#### Records to use ####
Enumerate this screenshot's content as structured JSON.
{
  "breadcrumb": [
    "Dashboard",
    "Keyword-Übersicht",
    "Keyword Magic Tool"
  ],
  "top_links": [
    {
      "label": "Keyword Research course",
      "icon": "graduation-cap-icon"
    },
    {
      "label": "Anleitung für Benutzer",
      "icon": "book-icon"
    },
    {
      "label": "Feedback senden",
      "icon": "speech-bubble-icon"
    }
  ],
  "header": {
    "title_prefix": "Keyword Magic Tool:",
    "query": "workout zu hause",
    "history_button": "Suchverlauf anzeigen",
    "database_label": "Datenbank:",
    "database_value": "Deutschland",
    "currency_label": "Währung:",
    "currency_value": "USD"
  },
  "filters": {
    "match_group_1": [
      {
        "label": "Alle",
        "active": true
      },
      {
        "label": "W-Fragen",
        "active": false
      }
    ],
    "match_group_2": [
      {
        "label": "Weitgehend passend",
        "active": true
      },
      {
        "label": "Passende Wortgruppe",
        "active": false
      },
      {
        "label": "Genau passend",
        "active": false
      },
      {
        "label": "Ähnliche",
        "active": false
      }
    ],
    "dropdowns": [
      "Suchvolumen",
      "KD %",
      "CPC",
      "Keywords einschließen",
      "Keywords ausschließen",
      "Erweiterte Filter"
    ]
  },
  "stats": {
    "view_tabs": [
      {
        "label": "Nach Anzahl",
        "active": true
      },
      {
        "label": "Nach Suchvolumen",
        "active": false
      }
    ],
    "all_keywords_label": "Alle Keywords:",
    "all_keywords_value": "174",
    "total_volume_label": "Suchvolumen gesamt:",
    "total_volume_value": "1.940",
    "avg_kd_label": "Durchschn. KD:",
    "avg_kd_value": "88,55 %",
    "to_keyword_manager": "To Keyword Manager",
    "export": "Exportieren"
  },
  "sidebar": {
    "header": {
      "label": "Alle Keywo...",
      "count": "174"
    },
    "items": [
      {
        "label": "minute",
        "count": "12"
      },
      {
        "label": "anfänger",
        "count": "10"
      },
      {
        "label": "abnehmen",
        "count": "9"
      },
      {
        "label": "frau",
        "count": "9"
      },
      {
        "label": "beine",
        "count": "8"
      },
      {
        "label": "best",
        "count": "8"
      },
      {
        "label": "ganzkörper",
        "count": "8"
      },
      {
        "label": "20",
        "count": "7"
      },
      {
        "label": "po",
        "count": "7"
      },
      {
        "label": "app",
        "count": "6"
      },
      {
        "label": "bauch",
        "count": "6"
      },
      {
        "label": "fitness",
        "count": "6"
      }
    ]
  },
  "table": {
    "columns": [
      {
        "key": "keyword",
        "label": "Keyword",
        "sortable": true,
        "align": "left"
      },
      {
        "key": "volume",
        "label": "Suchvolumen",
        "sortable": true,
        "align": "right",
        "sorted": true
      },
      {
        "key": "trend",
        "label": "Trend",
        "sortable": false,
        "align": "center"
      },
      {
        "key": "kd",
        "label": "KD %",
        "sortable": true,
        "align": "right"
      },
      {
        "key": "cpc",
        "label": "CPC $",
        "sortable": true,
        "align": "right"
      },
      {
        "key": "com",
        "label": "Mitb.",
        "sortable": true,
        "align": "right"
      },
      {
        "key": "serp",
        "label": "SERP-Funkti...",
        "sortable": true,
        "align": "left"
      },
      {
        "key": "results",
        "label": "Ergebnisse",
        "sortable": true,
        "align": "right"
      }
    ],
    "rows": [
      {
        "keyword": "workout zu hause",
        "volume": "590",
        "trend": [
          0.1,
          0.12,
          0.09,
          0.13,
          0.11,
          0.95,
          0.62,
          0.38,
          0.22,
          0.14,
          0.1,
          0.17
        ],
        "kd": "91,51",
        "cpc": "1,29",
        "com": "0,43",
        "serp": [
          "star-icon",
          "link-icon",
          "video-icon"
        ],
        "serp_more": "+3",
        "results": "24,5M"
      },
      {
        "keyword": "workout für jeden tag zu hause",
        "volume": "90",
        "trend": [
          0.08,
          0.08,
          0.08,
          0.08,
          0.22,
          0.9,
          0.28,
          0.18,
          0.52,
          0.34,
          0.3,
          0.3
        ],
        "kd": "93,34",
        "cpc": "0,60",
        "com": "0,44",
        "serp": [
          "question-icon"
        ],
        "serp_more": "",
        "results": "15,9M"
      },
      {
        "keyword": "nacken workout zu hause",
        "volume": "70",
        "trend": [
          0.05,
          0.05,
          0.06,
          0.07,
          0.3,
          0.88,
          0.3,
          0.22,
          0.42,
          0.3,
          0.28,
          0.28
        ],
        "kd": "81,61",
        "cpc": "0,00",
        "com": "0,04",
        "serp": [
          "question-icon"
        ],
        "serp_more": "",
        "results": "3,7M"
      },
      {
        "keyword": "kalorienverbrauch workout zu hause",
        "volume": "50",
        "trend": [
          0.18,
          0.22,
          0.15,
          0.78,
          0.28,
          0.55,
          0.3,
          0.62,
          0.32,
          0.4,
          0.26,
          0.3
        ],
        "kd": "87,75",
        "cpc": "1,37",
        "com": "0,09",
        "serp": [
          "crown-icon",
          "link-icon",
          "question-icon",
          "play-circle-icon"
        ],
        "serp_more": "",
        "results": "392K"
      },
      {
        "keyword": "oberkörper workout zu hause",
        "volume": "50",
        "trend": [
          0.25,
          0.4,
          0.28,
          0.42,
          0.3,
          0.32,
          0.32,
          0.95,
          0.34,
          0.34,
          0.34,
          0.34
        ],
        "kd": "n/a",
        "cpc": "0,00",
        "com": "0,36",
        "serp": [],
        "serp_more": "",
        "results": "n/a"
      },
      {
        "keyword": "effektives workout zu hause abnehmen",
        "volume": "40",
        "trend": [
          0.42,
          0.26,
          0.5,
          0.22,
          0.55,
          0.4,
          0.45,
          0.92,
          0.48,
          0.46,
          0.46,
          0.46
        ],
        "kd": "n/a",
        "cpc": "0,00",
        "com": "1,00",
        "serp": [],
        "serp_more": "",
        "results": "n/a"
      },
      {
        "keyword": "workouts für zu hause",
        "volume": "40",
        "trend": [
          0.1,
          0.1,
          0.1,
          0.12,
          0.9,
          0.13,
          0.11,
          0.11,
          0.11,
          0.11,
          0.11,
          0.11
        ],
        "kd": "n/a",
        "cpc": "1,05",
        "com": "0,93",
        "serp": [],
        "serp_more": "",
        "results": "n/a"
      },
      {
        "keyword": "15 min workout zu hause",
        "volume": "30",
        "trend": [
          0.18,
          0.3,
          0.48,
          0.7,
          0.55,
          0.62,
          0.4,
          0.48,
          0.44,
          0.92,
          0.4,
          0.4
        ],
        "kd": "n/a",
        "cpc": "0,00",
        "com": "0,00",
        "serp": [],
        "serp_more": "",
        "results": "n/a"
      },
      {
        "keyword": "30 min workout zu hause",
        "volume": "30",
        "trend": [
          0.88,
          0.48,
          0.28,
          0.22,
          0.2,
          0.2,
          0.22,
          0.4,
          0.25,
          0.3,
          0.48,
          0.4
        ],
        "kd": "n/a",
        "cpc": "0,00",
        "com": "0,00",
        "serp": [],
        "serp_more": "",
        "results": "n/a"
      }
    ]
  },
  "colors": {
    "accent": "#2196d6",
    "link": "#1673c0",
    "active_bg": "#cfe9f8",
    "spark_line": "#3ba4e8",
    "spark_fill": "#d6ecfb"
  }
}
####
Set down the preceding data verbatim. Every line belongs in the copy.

Enumerate this screenshot's content as structured JSON.
{
  "breadcrumb": [
    "Dashboard",
    "Keyword-Übersicht",
    "Keyword Magic Tool"
  ],
  "top_links": [
    {
      "label": "Keyword Research course",
      "icon": "graduation-cap-icon"
    },
    {
      "label": "Anleitung für Benutzer",
      "icon": "book-icon"
    },
    {
      "label": "Feedback senden",
      "icon": "speech-bubble-icon"
    }
  ],
  "header": {
    "title_prefix": "Keyword Magic Tool:",
    "query": "workout zu hause",
    "history_button": "Suchverlauf anzeigen",
    "database_label": "Datenbank:",
    "database_value": "Deutschland",
    "currency_label": "Währung:",
    "currency_value": "USD"
  },
  "filters": {
    "match_group_1": [
      {
        "label": "Alle",
        "active": true
      },
      {
        "label": "W-Fragen",
        "active": false
      }
    ],
    "match_group_2": [
      {
        "label": "Weitgehend passend",
        "active": true
      },
      {
        "label": "Passende Wortgruppe",
        "active": false
      },
      {
        "label": "Genau passend",
        "active": false
      },
      {
        "label": "Ähnliche",
        "active": false
      }
    ],
    "dropdowns": [
      "Suchvolumen",
      "KD %",
      "CPC",
      "Keywords einschließen",
      "Keywords ausschließen",
      "Erweiterte Filter"
    ]
  },
  "stats": {
    "view_tabs": [
      {
        "label": "Nach Anzahl",
        "active": true
      },
      {
        "label": "Nach Suchvolumen",
        "active": false
      }
    ],
    "all_keywords_label": "Alle Keywords:",
    "all_keywords_value": "174",
    "total_volume_label": "Suchvolumen gesamt:",
    "total_volume_value": "1.940",
    "avg_kd_label": "Durchschn. KD:",
    "avg_kd_value": "88,55 %",
    "to_keyword_manager": "To Keyword Manager",
    "export": "Exportieren"
  },
  "sidebar": {
    "header": {
      "label": "Alle Keywo...",
      "count": "174"
    },
    "items": [
      {
        "label": "minute",
        "count": "12"
      },
      {
        "label": "anfänger",
        "count": "10"
      },
      {
        "label": "abnehmen",
        "count": "9"
      },
      {
        "label": "frau",
        "count": "9"
      },
      {
        "label": "beine",
        "count": "8"
      },
      {
        "label": "best",
        "count": "8"
      },
      {
        "label": "ganzkörper",
        "count": "8"
      },
      {
        "label": "20",
        "count": "7"
      },
      {
        "label": "po",
        "count": "7"
      },
      {
        "label": "app",
        "count": "6"
      },
      {
        "label": "bauch",
        "count": "6"
      },
      {
        "label": "fitness",
        "count": "6"
      }
    ]
  },
  "table": {
    "columns": [
      {
        "key": "keyword",
        "label": "Keyword",
        "sortable": true,
        "align": "left"
      },
      {
        "key": "volume",
        "label": "Suchvolumen",
        "sortable": true,
        "align": "right",
        "sorted": true
      },
      {
        "key": "trend",
        "label": "Trend",
        "sortable": false,
        "align": "center"
      },
      {
        "key": "kd",
        "label": "KD %",
        "sortable": true,
        "align": "right"
      },
      {
        "key": "cpc",
        "label": "CPC $",
        "sortable": true,
        "align": "right"
      },
      {
        "key": "com",
        "label": "Mitb.",
        "sortable": true,
        "align": "right"
      },
      {
        "key": "serp",
        "label": "SERP-Funkti...",
        "sortable": true,
        "align": "left"
      },
      {
        "key": "results",
        "label": "Ergebnisse",
        "sortable": true,
        "align": "right"
      }
    ],
    "rows": [
      {
        "keyword": "workout zu hause",
        "volume": "590",
        "trend": [
          0.1,
          0.12,
          0.09,
          0.13,
          0.11,
          0.95,
          0.62,
          0.38,
          0.22,
          0.14,
          0.1,
          0.17
        ],
        "kd": "91,51",
        "cpc": "1,29",
        "com": "0,43",
        "serp": [
          "star-icon",
          "link-icon",
          "video-icon"
        ],
        "serp_more": "+3",
        "results": "24,5M"
      },
      {
        "keyword": "workout für jeden tag zu hause",
        "volume": "90",
        "trend": [
          0.08,
          0.08,
          0.08,
          0.08,
          0.22,
          0.9,
          0.28,
          0.18,
          0.52,
          0.34,
          0.3,
          0.3
        ],
        "kd": "93,34",
        "cpc": "0,60",
        "com": "0,44",
        "serp": [
          "question-icon"
        ],
        "serp_more": "",
        "results": "15,9M"
      },
      {
        "keyword": "nacken workout zu hause",
        "volume": "70",
        "trend": [
          0.05,
          0.05,
          0.06,
          0.07,
          0.3,
          0.88,
          0.3,
          0.22,
          0.42,
          0.3,
          0.28,
          0.28
        ],
        "kd": "81,61",
        "cpc": "0,00",
        "com": "0,04",
        "serp": [
          "question-icon"
        ],
        "serp_more": "",
        "results": "3,7M"
      },
      {
        "keyword": "kalorienverbrauch workout zu hause",
        "volume": "50",
        "trend": [
          0.18,
          0.22,
          0.15,
          0.78,
          0.28,
          0.55,
          0.3,
          0.62,
          0.32,
          0.4,
          0.26,
          0.3
        ],
        "kd": "87,75",
        "cpc": "1,37",
        "com": "0,09",
        "serp": [
          "crown-icon",
          "link-icon",
          "question-icon",
          "play-circle-icon"
        ],
        "serp_more": "",
        "results": "392K"
      },
      {
        "keyword": "oberkörper workout zu hause",
        "volume": "50",
        "trend": [
          0.25,
          0.4,
          0.28,
          0.42,
          0.3,
          0.32,
          0.32,
          0.95,
          0.34,
          0.34,
          0.34,
          0.34
        ],
        "kd": "n/a",
        "cpc": "0,00",
        "com": "0,36",
        "serp": [],
        "serp_more": "",
        "results": "n/a"
      },
      {
        "keyword": "effektives workout zu hause abnehmen",
        "volume": "40",
        "trend": [
          0.42,
          0.26,
          0.5,
          0.22,
          0.55,
          0.4,
          0.45,
          0.92,
          0.48,
          0.46,
          0.46,
          0.46
        ],
        "kd": "n/a",
        "cpc": "0,00",
        "com": "1,00",
        "serp": [],
        "serp_more": "",
        "results": "n/a"
      },
      {
        "keyword": "workouts für zu hause",
        "volume": "40",
        "trend": [
          0.1,
          0.1,
          0.1,
          0.12,
          0.9,
          0.13,
          0.11,
          0.11,
          0.11,
          0.11,
          0.11,
          0.11
        ],
        "kd": "n/a",
        "cpc": "1,05",
        "com": "0,93",
        "serp": [],
        "serp_more": "",
        "results": "n/a"
      },
      {
        "keyword": "15 min workout zu hause",
        "volume": "30",
        "trend": [
          0.18,
          0.3,
          0.48,
          0.7,
          0.55,
          0.62,
          0.4,
          0.48,
          0.44,
          0.92,
          0.4,
          0.4
        ],
        "kd": "n/a",
        "cpc": "0,00",
        "com": "0,00",
        "serp": [],
        "serp_more": "",
        "results": "n/a"
      },
      {
        "keyword": "30 min workout zu hause",
        "volume": "30",
        "trend": [
          0.88,
          0.48,
          0.28,
          0.22,
          0.2,
          0.2,
          0.22,
          0.4,
          0.25,
          0.3,
          0.48,
          0.4
        ],
        "kd": "n/a",
        "cpc": "0,00",
        "com": "0,00",
        "serp": [],
        "serp_more": "",
        "results": "n/a"
      }
    ]
  },
  "colors": {
    "accent": "#2196d6",
    "link": "#1673c0",
    "active_bg": "#cfe9f8",
    "spark_line": "#3ba4e8",
    "spark_fill": "#d6ecfb"
  }
}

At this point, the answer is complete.